“Based on the samples of DNA we examined for Common and Hoary Redpoll, they’re probably best treated as a single species,” Mason says.
In other words, should this new evidence similarly sway the American Ornithologists’ Union’s checklist committee, all the heroic efforts birders have made to add a Hoary to their life lists may be for naught.
The division of redpolls into different species dates back to before the Civil War. In 1861, legendary ornithologist Elliot Coues (one of the founding fathers of the AOU) described eight separate redpoll species based on their visual appearances. Over time the AOU consolidated Coues’ list, but Hoary Redpoll, which has a snow-white breast, was still considered a separate species from Common Redpoll, which has a brown-streaked breast.
Mason and Taylor looked beyond the plumage into strands of the birds’ DNA in the most extensive look ever at the redpoll genome. Whereas previous genetic analyses of redpolls looked at just 11 regions of the genome (at most), Mason and Taylor examined 235,000 regions. (That impressive number is a testament to the exponential advances in DNA-sequencing technology, but the researchers are quick to note it’s still less than 1% of the total genome.)

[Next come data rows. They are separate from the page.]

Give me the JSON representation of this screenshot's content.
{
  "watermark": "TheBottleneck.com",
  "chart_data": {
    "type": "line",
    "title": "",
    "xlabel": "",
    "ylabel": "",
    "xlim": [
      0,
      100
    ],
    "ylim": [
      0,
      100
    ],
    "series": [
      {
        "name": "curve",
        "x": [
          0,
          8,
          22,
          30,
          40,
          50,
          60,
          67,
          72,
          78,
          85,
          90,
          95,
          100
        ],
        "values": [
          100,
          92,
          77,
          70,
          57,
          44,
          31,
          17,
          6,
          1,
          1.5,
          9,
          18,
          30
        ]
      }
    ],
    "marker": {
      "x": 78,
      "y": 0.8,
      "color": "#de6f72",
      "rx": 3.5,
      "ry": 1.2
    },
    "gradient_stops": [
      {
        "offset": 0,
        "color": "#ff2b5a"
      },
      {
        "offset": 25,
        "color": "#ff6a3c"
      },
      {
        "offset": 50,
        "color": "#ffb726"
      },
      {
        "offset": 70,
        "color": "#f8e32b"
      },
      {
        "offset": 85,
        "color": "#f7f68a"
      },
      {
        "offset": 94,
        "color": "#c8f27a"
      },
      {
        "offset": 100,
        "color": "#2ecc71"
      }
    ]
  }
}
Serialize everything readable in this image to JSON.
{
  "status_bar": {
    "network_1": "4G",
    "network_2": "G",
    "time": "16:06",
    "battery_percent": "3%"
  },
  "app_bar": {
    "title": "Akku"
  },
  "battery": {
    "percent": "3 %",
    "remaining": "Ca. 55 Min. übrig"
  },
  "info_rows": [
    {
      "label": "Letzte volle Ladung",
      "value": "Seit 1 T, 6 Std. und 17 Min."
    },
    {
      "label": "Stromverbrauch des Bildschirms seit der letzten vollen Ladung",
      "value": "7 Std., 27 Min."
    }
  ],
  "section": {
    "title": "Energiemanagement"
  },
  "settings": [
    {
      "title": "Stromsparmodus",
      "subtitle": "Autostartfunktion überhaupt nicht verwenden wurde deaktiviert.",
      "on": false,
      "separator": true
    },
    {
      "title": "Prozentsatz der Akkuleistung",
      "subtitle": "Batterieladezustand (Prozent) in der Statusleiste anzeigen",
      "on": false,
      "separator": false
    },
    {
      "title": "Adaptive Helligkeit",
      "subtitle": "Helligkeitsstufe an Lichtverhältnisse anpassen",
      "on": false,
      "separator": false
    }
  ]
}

In all, the duo compared DNA from 77 redpolls, including specimens from museums around the world, from the Museum of Vertebrates at Cornell University to the Natural History Museum of Geneva in Switzerland. They found no DNA variation that distinguishes Hoary Redpolls from Common Redpolls. Furthermore, another redpoll species found in Europe—the Lesser Redpoll—also had extremely similar DNA sequences. This extreme similarity among all the redpolls stands in marked contrast to studies of other groups of birds—such as Black-capped and Carolina Chickadees—which show differences at many regions of the genome.
In nature, one of the key differentiators among distinct species is assortative mating, that is, members of a group breeding with each other more often than they breed with members of another group. According to Mason, when it comes to Hoary, Common, and Lesser Redpolls, “There are no clear-cut genetic differences, which is what we would expect to see if assortative mating had been occurring for a long time.”
Instead, Mason says the world’s three redpoll species seem to be “functioning as members of a single gene pool that wraps around the top of the globe.”
But how could it be that Hoary and Common Redpolls look so different given that their genetic makeup is basically the same? For that answer, Mason and Taylor delved into the birds’ RNA. (A quick flashback to high-school biology: If DNA is like the body’s blueprints, RNA is like the construction foreman communicating the instructions to build physical features, like hair or feathers.)
The physical differences among redpolls are associated with patterns in their RNA, not their DNA. In other words, the variation we see in plumage and size is probably not a matter of genetic variation, but of genetic expression. It’s kind of like how two humans might have the same gene for brown hair, but one person’s might be lighter than the other’s—that gene is being expressed differently. In the same way, Hoary and Common Redpolls have remarkably similar sets of genes, but those genes are expressed differently, causing the plumage and bill-shape differences we see.
To look simultaneously at both DNA and RNA, Mason and Taylor sampled birds—some with highly streaked plumage, some with white plumage, and some with in-between markings— from a large flock that had gathered in a fellow Cornell Lab employee’s backyard in Cortland, New York. If Hoary and Common Redpolls had long been separate species, then the birds sampled should have mostly fit neatly into two categories, both by visual appearance and genetically. Instead, there were a few birds that definitely fit the visual description of what we call a Common Redpoll, a few birds that definitely fit the pattern for a Hoary Redpoll, and a lot of birds in the middle—with varying degrees of whitish breast and faint brown streaks.
“We didn’t find distinct characteristics to separate the redpoll types, but rather a continuum, or a progression, of physical traits,” Mason says. “And many redpolls were somewhere in the middle.”
Next, Mason and Taylor are planning to work their research into an official proposal for the AOU to lump Hoary, Common, and Lesser Redpolls into a single species, based on the genetic evidence. If accepted by the AOU’s Nomenclature Committee, the end result may sting for birders who see a Hoary Redpoll subtracted from their life list. But Taylor hopes his research will change the way people look at redpolls altogether.
“I think this makes them a more interesting bird,” he says. “It means they’re part of an exciting, complicated system that can make a single species look different across different parts of its range.”